• Only transact over sites you trust
  • Don’t allow site to store card information
  • Stay away from online shopping over a public network
  • Make sure credit card details entry page is secure

With the onslaught of online shopping and transactions, your credit card could be vulnerable to hackers who have been getting smarter by the day. And there is no reason to think that your card’s safety is fool-proof against the burgeoning cases of cybercrime.

While none can deny the convenience of shopping online, you can always be a little prudent while transacting over the internet.

Listed below are a few tips that can safeguard against identity theft and credit card fraud while shopping online:

Restrict usage of credit cards only to websites that you can bank on

With a credit card, it is imperative that you use it only with websites that you’re familiar with or the ones that are used by a large section of the population, such as websites of banks or other government bodies. Do not click on unsolicited links or the ones that seem like spam. The reason is clicking on them might land you on to a fake website, the only purpose of which is to hack your credit card details. Rather, type the site URL on the browser and log into the authentic website.

Avoid shopping/transacting on public networks

Usually, public networks are less secured; therefore, chances of your credit card information being stolen are more when you transact with a public computer/network. These computers have something known as keylogger software that captures and records all your keystrokes and personal details.Avoid using your own system as well, as long as it is connected to the internet over public Wi-Fi. Hackers generally have access to such signals and can easily pick up on information during transmission.
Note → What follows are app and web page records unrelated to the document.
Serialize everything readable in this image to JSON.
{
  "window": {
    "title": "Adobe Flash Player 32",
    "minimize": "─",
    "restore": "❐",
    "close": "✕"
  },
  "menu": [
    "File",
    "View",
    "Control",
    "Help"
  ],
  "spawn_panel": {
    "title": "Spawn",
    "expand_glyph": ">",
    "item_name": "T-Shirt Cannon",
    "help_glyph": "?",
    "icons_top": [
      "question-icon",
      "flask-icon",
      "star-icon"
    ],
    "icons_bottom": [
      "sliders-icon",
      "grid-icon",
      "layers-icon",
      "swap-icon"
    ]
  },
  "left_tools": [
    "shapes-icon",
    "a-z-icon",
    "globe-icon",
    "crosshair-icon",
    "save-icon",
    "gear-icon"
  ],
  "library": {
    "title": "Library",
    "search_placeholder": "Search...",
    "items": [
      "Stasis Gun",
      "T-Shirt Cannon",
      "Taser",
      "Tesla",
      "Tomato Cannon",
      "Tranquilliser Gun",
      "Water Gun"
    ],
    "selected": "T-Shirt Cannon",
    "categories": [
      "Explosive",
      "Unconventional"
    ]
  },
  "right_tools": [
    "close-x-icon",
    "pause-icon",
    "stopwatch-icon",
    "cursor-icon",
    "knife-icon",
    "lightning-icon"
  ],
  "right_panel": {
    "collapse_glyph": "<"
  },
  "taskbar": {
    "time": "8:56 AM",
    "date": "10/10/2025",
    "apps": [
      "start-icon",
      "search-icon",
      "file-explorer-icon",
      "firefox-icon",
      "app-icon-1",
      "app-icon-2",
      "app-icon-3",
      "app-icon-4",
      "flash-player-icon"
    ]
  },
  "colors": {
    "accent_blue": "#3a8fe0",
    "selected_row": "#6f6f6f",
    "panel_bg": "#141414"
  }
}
Next time, think twice before using the Wi-Fi at the nearby coffee shop!

Check for viruses in your system

Make sure your system is fitted with only the leading anti-virus software that is available. Don’t be tricked into downloading any software that appears as a pop-up advertisement or the ones that you get in your mail inbox.

Check for the security of the credit card details entry/payment gateway page

The way you can do this is by looking for ‘https’ prefixed to the URL on the browser’s address bar. It will also come with a padlock sign, indicating that the website is secured and encrypted. Once you find these two, you can be certain that the site is secure and that your information would be treated as confidential.

Know what information a website could possibly need (and what they shouldn’t ask for)

When you are transacting online, remember the four points every website should be ideally asking you – full credit card number, date of expiry, the 3-digit CVV number and the address for shipping the product. Usually, no website is authorized to ask for anything beyond these details.Also, should you get an email asking for your credit card number, treat the mail like what is actually is – spam, or a hoax that is intended to trick your card details out of you. Should there be any genuine issue with the delivery, the retailer will usually give a ring back or send a mail asking you to revert to their website for clarification.

Don’t allow the site to store any information

Make it your rule of thumb – the moment any site asks whether it should ‘remember’ your password, click on ‘No’. You obviously wouldn’t want hackers to easily access details due to a mistake as elementary as this. Similarly, don’t opt for the feature whereby the website asks if it should store information for subsequent purchases in the future.Whenever you transact online, don’t forget to keep a copy of the confirmation or the card receipt. This way, you will be able to tally the details on the credit card statement with the receipt copies and know about any mismatch, if any.